To be honest, the idea to be ethical was not our initial inspiration. We wanted to create a brand close to us. One sparked by the recollections of our childhood. And the most imaginative daydreams our now adult selves could muster.
To bring the brand to life we had to research fabrics. And then we realised. Equally central to our designs, we wanted to ensure our materials were ethically produced.
‘Sweatshop-free’ has been in the collective vocabulary for some time. It’s the idea that the clothes on our backs should not be made by using back-breaking, pittance-paid labour in the underdeveloped world.
The image of a miserable, cramped clothes factory is easy to conjure. Here are some facts from perhaps the most well-known nation for textile production – Bangladesh. As of 2015:
∙ There are 3.5 million workers in 4,825 garment factories. 85% of these workers are women
∙ Many work 14-16 hours a day, 7 days a week
∙ The average take-home pay for textile workers is 3000 taka (£25) a month
∙ This is vastly under the country’s living wage (the minimum required to provide a family with shelter, food and education) which is calculated at 5,000 taka (£45 approx) a month
∙ Conditions are often unsafe and crowded which can result in accidents and injuries
∙ Since 1990, over 400 workers have died and thousands more have been wounded in 50 major factory fires
(Source – War on Want)
Sweatshop labour is used throughout Asia, Africa and Latin America with equally grim circumstances for workers.
Added to the human costs, the fashion industry also takes an environmental toll.
Cotton provides the majority of the world's clothing fabric.
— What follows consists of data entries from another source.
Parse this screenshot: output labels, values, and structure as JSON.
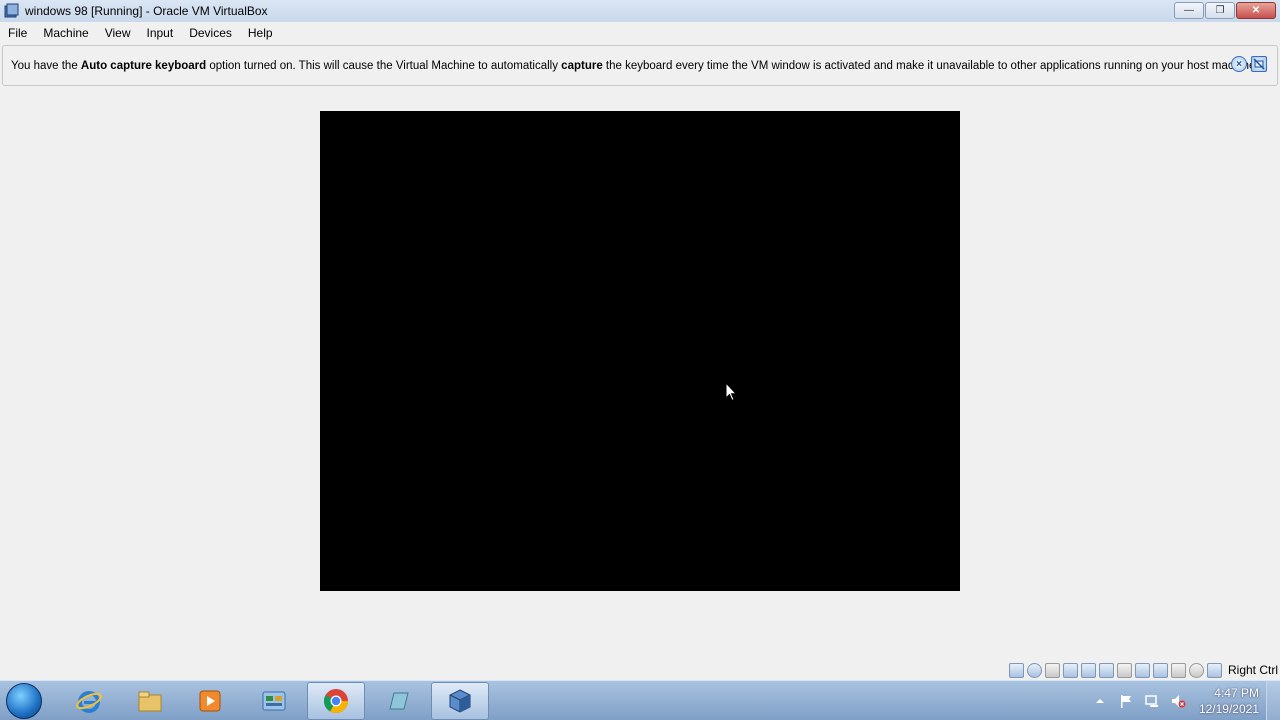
{
  "window": {
    "title": "windows 98 [Running] - Oracle VM VirtualBox",
    "minimize": "—",
    "restore": "❐",
    "close": "✕"
  },
  "menu": [
    "File",
    "Machine",
    "View",
    "Input",
    "Devices",
    "Help"
  ],
  "notification": {
    "part1": "You have the ",
    "bold1": "Auto capture keyboard",
    "part2": " option turned on. This will cause the Virtual Machine to automatically ",
    "bold2": "capture",
    "part3": " the keyboard every time the VM window is activated and make it unavailable to other applications running on your host machine:"
  },
  "statusbar": {
    "host_key": "Right Ctrl"
  },
  "taskbar": {
    "time": "4:47 PM",
    "date": "12/19/2021"
  },
  "colors": {
    "vm_screen": "#000000",
    "taskbar": "#8fadd2"
  }
}
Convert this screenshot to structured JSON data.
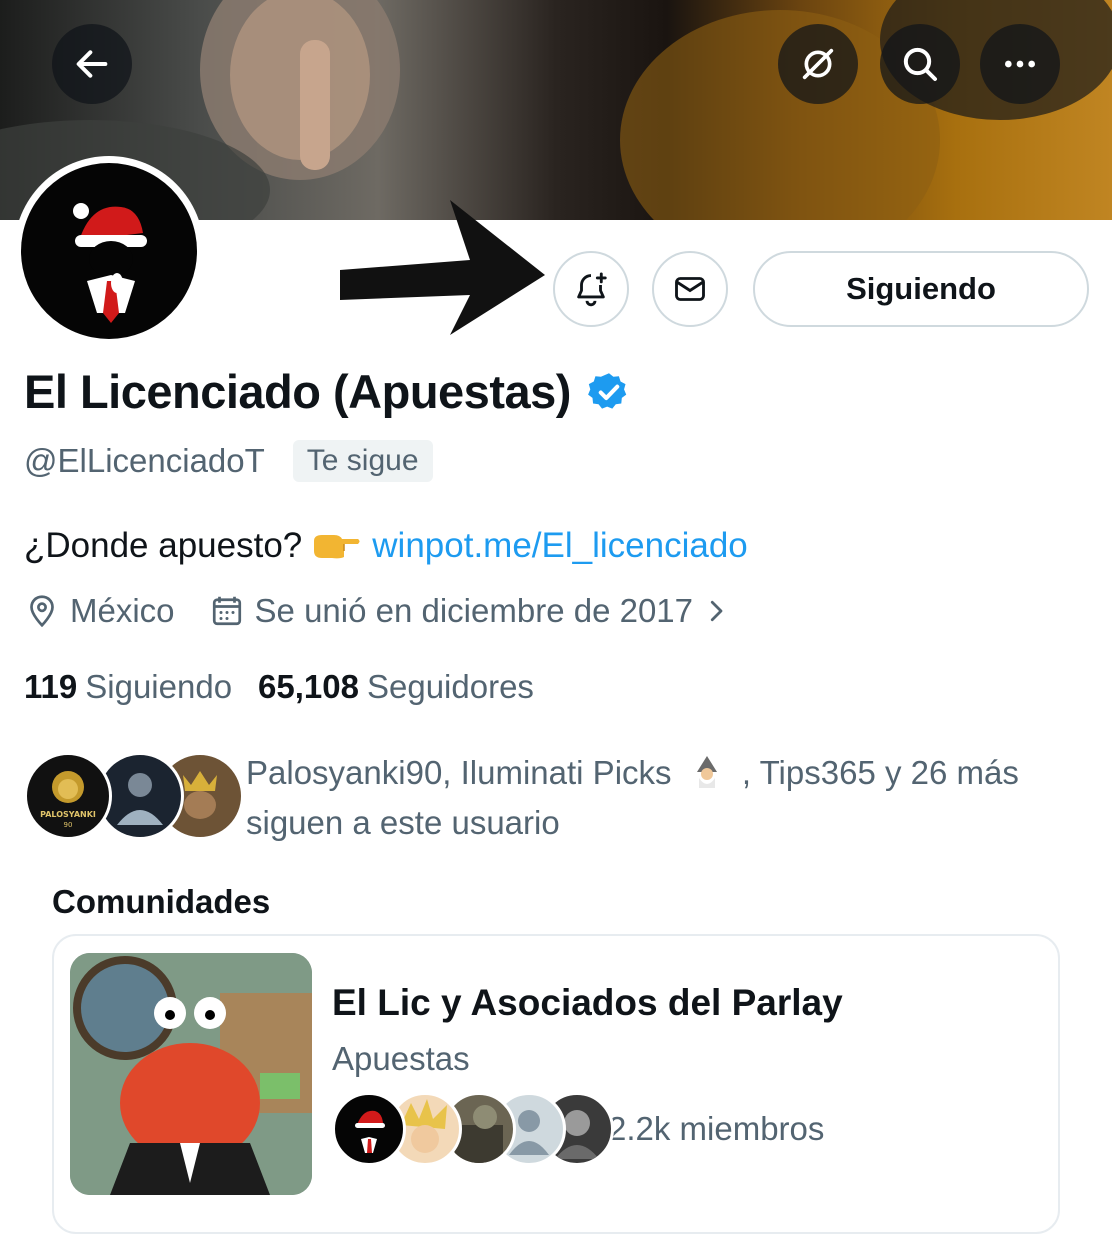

We all own something made of it. But there’s a price the earth has to pay.
∙ Growing the crop uses 22.5% of the world's insecticides and 10% of the world's pesticides (Source - Ethical Fashion Forum)
∙ These chemicals are often hazardous to local ecosystems and dangerous to the farmers who grow it (Source - Ethical Fashion Forum)
That’s not to mention the water needed to grow cotton and other clothing materials. Currently, the water costs of clothing an average UK household is more than 200,000 litres a year. That’s the equivalent of filling over 1000 baths to capacity.
And when clothes are produced in countries where water is in short supply, the results can be environmentally devastating. (Source – Wrap.org)
There’s also an incredible amount of waste to contend with too. An estimated £140 million worth (350,000 tonnes) of used clothing goes to landfill in the UK every year. (Source – Wrap.org)
Our research led us to these facts and we didn’t want to contribute to any more human or environmental woe.
We have sourced our materials carefully to ensure they are produced in humane conditions.
∙ No use of child labour
∙ No use of forced labour
∙ Safe and healthy working conditions
∙ Legal labour contracts
∙ Payment of living wage
We also want to add the least environmental strain possible. Our products use:
∙ Certified pesticide free cotton from organisations allied to the ‘Clean Cotton Campaign’
∙ Minimal impact dyes
∙ Low-water and controlled waste discharge methods
∙ Climate-neutral production processes
∙ Recycled textile waste
This is not a guilt trip into buying what we sell. It’s just easy to forget the hidden costs of what we wear. We did for years and don't want to any more.
If you like our designs and get some, we'll be Boom Done delighted. Even if you don't, please try to buy ethical or recycled whenever you can.
Some of the organisations we ensure our materials are sanctioned by:
If you want to know more, here's a film that had a big impact on us.